-- President-elect Donald Trump announced Thursday night that he will "appoint" retired Marine Gen. James "Mad Dog" Mattis to be his secretary of defense.
"We are going to appoint 'Mad Dog' Mattis as our Secretary of Defense," Trump said at a rally in Cincinnati, Ohio. "But we're not announcing it till Monday so don't tell anybody. Mad dog. He's great.

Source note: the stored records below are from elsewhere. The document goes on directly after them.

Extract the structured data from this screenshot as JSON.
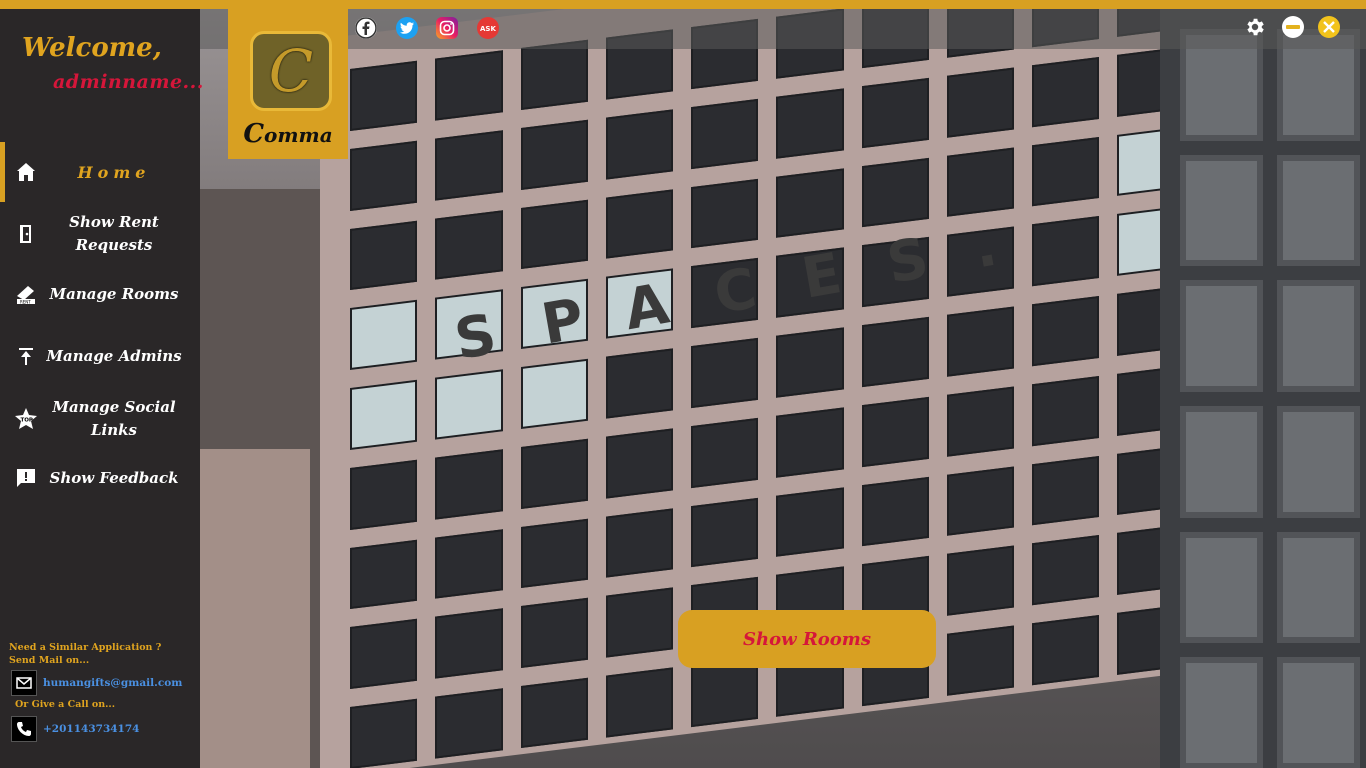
{
  "sidebar": {
    "welcome": "Welcome,",
    "username": "adminname...",
    "nav": [
      {
        "label": "Home",
        "icon": "home-icon"
      },
      {
        "label": "Show Rent Requests",
        "icon": "door-icon"
      },
      {
        "label": "Manage Rooms",
        "icon": "rent-icon"
      },
      {
        "label": "Manage Admins",
        "icon": "upload-icon"
      },
      {
        "label": "Manage Social Links",
        "icon": "top-badge-icon"
      },
      {
        "label": "Show Feedback",
        "icon": "feedback-icon"
      }
    ],
    "contact": {
      "heading": "Need a Similar Application ? Send Mail on...",
      "email": "humangifts@gmail.com",
      "call_heading": "Or Give a Call on...",
      "phone": "+201143734174"
    }
  },
  "logo": {
    "badge": "C",
    "initial": "C",
    "rest": "omma"
  },
  "photo_sign": "SPACES.",
  "social": [
    "facebook-icon",
    "twitter-icon",
    "instagram-icon",
    "ask-fm-icon"
  ],
  "window_controls": [
    "settings-icon",
    "minimize-icon",
    "close-icon"
  ],
  "main": {
    "show_rooms_label": "Show Rooms"
  },
  "colors": {
    "accent": "#d8a022",
    "sidebar": "#2a2728",
    "highlight": "#d5163a"
  }
}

He is great."
Under the Appointments Clause of the U.S. Constitution, certain federal positions appointed by the president -- including secretary of defense -– require confirmation of the U.S. Senate.
After their hourlong meeting in November, President-elect Donald Trump described retired Marine Gen. James Mattis — thought to be a contender for defense secretary — as “the real deal.”
He earned his nicknames Mad Dog and the Warrior Monk for his attention to military tactics and strategy. He is known for his candor and blunt talk, which have at times gotten him into hot water.
Here’s everything you need to know about Mattis:
Name: James N. Mattis
Age: 66 (born Sept. 8, 1950)
Hometown: Pullman, Washington
Family: Single, no children
What he used to do:
2010 to 2013: commander of U.S. Central Command
2007 to 2009: commander of U.S. Joint Forces Command
2006 to 2007: commander of I Marine Expeditionary Force
2005 to 2006: commander of Marine Corps Combat Development Command
2002 to 2004: commander of the 1st Marine Division, led Marine forces into Iraq
Key career moments:
In November 2001, as a brigadier general, Mattis commanded Task Force 58, the first Marine force to enter Afghanistan after the 9/11 attacks.
As a lieutenant colonel during the Persian Gulf War in February 1991, Mattis commanded the 1st Battalion, 7th Marine Regiment, one of the units that pushed into Kuwait to liberate it from Iraqi troops.
What you might not know about him:
Mattis is known for a singular focus on military history, tactics and strategy, traits that, along with his unmarried status, led to his Warrior Monk nickname. He is said to have a personal library of 7,000 books and during deployments often took with him “Meditations of Marcus Aurelius,” quotes from the Roman emperor and stoic philosopher. His Mad Dog nickname appears to be a reference to his combative nature on and off the battlefield.
In April, Mattis said in remarks at the Center for Strategic and International Studies, a Washington think tank, “The Iranian regime, in my mind, is the single most enduring threat to stability and peace in the Middle East.” He added, “Among all the issues facing us in the Middle East, I think Iran is actually foremost. And yet at the same time, it appears here in Washington that we’ve forgotten how to keep certain issues foremost.”
In the same speech, he criticized Barack Obama’s administration for being naive about Teheran’s intentions in agreeing to the Iranian nuclear deal. But he was at odds with those who favor scrapping the deal. “We are going to have to recognize that we have an imperfect arms control agreement,” he said. “What we achieved was a nuclear pause, not a nuclear halt. We’re going to have to plan for the worst.”